Don’t forget their treats - Make sure you bring along your dog’s treats so that you can reward their good behaviour. You may need to put their training to the test at certain times on the walk and a few treats will hopefully help to instil their manners.
Take drinking water with you - This is a must on any day out. Just like us humans, our dogs will need some refreshments during the day. Some locations may have a dog-friendly coffee shop with water bowls for dogs, but other more remote locations may not which means you’ll have to take your own. We always like to pack the car with a travel bowl and a flask of water so that we can feed our canine friends wherever we may be.
We stock a brilliant range of travel bags that come with pet travel bowls and room for your other pet travel accessories too.
Check for ticks and fleas - When you get home, make sure to check your dog for any signs of ticks and fleas. Check their whole body, feeling down to the skin. If you feel any bulges, part the fur and check for ticks. If you find a tick, remove it with tweezers pulling it away from the skin. After you’ve checked for ticks, give your dog a good comb with a fine-tooth metal comb. Rake it through your pet’s fur checking for signs of fleas on the comb. If you do find any, give your pet a good bath with a flea treatment to kill the fleas.
We’d suggest treating your dog with a Flea and Tick treatment before taking them out to keep such pests at bay. There are also some brilliant Insect repelling products such the Scruffs Snood. These are great for outdoor pursuits where insects could irritate your dog.
Remember to plan ahead - As with any post-lockdown day out, make sure you plan ahead. Many locations remain closed or with some restrictions still in place. Ensure you know what the rules and regulations are at the place that you're visiting, and take any provisions that you'll need to help you stick to them.

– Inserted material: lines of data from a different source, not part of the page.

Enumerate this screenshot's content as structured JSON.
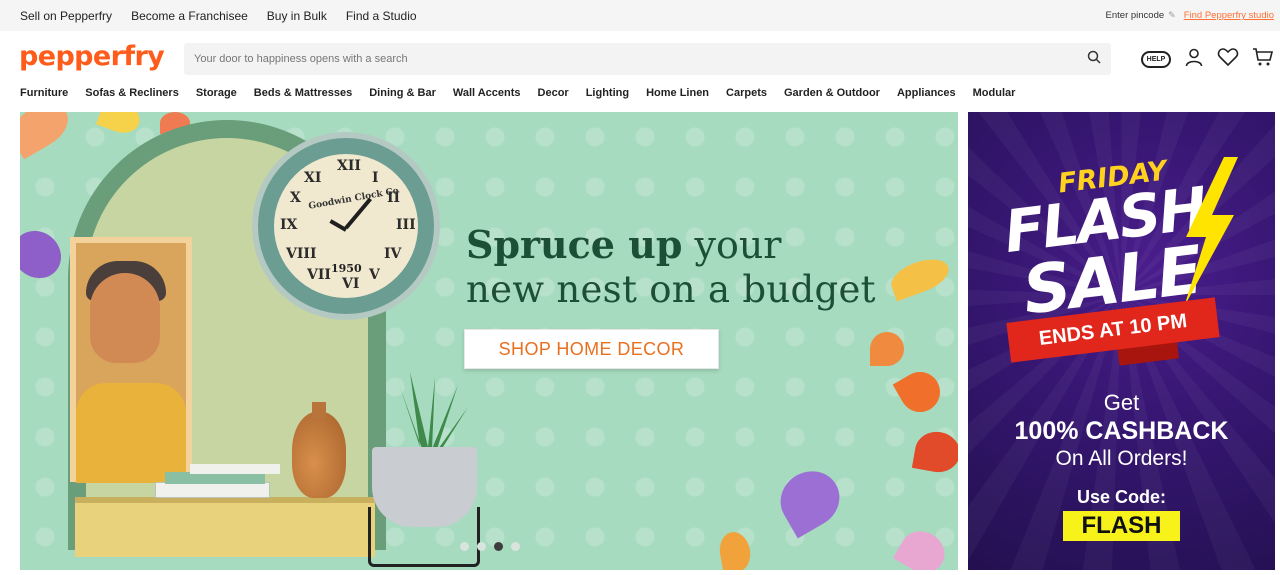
{
  "topbar": {
    "links": [
      "Sell on Pepperfry",
      "Become a Franchisee",
      "Buy in Bulk",
      "Find a Studio"
    ],
    "pincode_label": "Enter pincode",
    "studio_link": "Find Pepperfry studio"
  },
  "header": {
    "logo": "pepperfry",
    "search_placeholder": "Your door to happiness opens with a search",
    "help_label": "HELP",
    "icons": [
      "search-icon",
      "help-icon",
      "user-icon",
      "heart-icon",
      "cart-icon"
    ],
    "brand_color": "#ff5b1a"
  },
  "nav": {
    "items": [
      "Furniture",
      "Sofas & Recliners",
      "Storage",
      "Beds & Mattresses",
      "Dining & Bar",
      "Wall Accents",
      "Decor",
      "Lighting",
      "Home Linen",
      "Carpets",
      "Garden & Outdoor",
      "Appliances",
      "Modular"
    ]
  },
  "hero": {
    "headline_bold": "Spruce up",
    "headline_rest": " your",
    "headline_line2": "new nest on a budget",
    "cta_label": "SHOP HOME DECOR",
    "clock_brand": "Goodwin Clock Co",
    "clock_year": "1950",
    "slides_total": 4,
    "active_slide": 3,
    "bg_color": "#a7dbc0"
  },
  "flash_sale": {
    "friday": "FRIDAY",
    "flash_word": "FLASH",
    "sale_word": "SALE",
    "ribbon": "ENDS AT 10 PM",
    "get": "Get",
    "cashback": "100% CASHBACK",
    "orders": "On All Orders!",
    "use_code": "Use Code:",
    "code": "FLASH",
    "bg_color": "#351670",
    "accent_color": "#ffd21f"
  }
}
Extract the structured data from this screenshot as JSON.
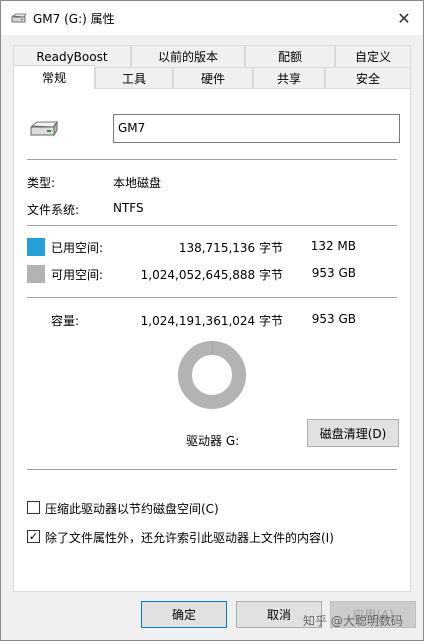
{
  "window": {
    "title": "GM7 (G:) 属性",
    "close_icon": "✕"
  },
  "tabs_row1": [
    {
      "label": "ReadyBoost",
      "width": 118
    },
    {
      "label": "以前的版本",
      "width": 114
    },
    {
      "label": "配额",
      "width": 90
    },
    {
      "label": "自定义",
      "width": 76
    }
  ],
  "tabs_row2": [
    {
      "label": "常规",
      "active": true
    },
    {
      "label": "工具"
    },
    {
      "label": "硬件"
    },
    {
      "label": "共享"
    },
    {
      "label": "安全"
    }
  ],
  "general": {
    "drive_name": "GM7",
    "type_label": "类型:",
    "type_value": "本地磁盘",
    "fs_label": "文件系统:",
    "fs_value": "NTFS",
    "used_label": "已用空间:",
    "used_bytes": "138,715,136 字节",
    "used_size": "132 MB",
    "free_label": "可用空间:",
    "free_bytes": "1,024,052,645,888 字节",
    "free_size": "953 GB",
    "capacity_label": "容量:",
    "capacity_bytes": "1,024,191,361,024 字节",
    "capacity_size": "953 GB",
    "drive_label": "驱动器 G:",
    "cleanup_button": "磁盘清理(D)",
    "compress_label": "压缩此驱动器以节约磁盘空间(C)",
    "compress_checked": false,
    "index_label": "除了文件属性外，还允许索引此驱动器上文件的内容(I)",
    "index_checked": true
  },
  "usage": {
    "used_fraction": 0.000135,
    "used_color": "#26a0da",
    "free_color": "#b3b3b3"
  },
  "buttons": {
    "ok": "确定",
    "cancel": "取消",
    "apply": "应用(A)"
  },
  "watermark": "知乎 @大聪明数码"
}
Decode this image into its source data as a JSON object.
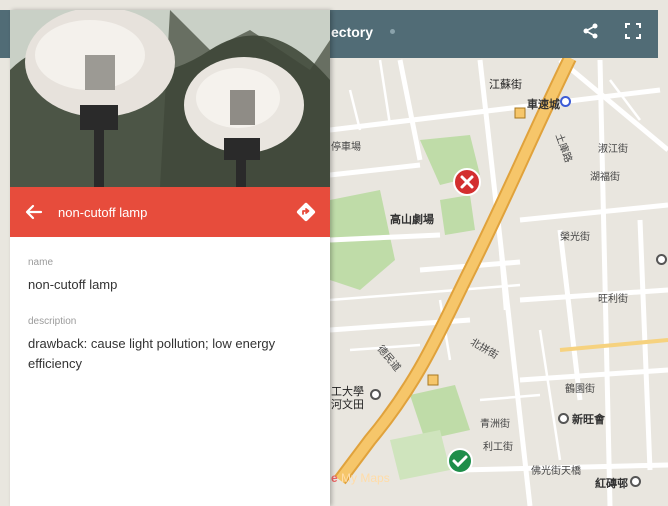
{
  "map": {
    "title": "ectory",
    "attribution_prefix": "e",
    "attribution": "My Maps",
    "labels": {
      "l1": "江蘇街",
      "l2": "車速城",
      "l3": "停車場",
      "l4": "高山劇場",
      "l5": "淑江街",
      "l6": "湖福街",
      "l7": "土庫路",
      "l8": "榮光街",
      "l9": "旺利街",
      "l10": "北拼街",
      "l11": "工大學",
      "l12": "河文田",
      "l13": "青洲街",
      "l14": "新旺會",
      "l15": "利工街",
      "l16": "佛光街天橋",
      "l17": "紅磚邨",
      "l18": "鶴園街",
      "l19": "德民道"
    },
    "colors": {
      "topbar": "#516c76",
      "highway": "#f2b44d",
      "park": "#bfdca8",
      "marker_red": "#d32f2f",
      "marker_green": "#1e8e4a"
    }
  },
  "panel": {
    "header_title": "non-cutoff lamp",
    "header_color": "#e74c3c",
    "fields": [
      {
        "label": "name",
        "value": "non-cutoff lamp"
      },
      {
        "label": "description",
        "value": "drawback: cause light pollution; low energy efficiency"
      }
    ]
  },
  "icons": [
    "share-icon",
    "fullscreen-icon",
    "back-arrow-icon",
    "directions-icon",
    "close-marker-icon",
    "check-marker-icon"
  ]
}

Wherever your dog walks take you, we hope you enjoy your adventures with your canine companions. Hopefully we've given you plenty of helpful advice to keep your outdoor exercise fun for everyone whilst keeping you safe too. If you need any more advice in terms of certain health conditions and risks, you can always chat to your vet who will be happy to give you advice tailored to your specific dog.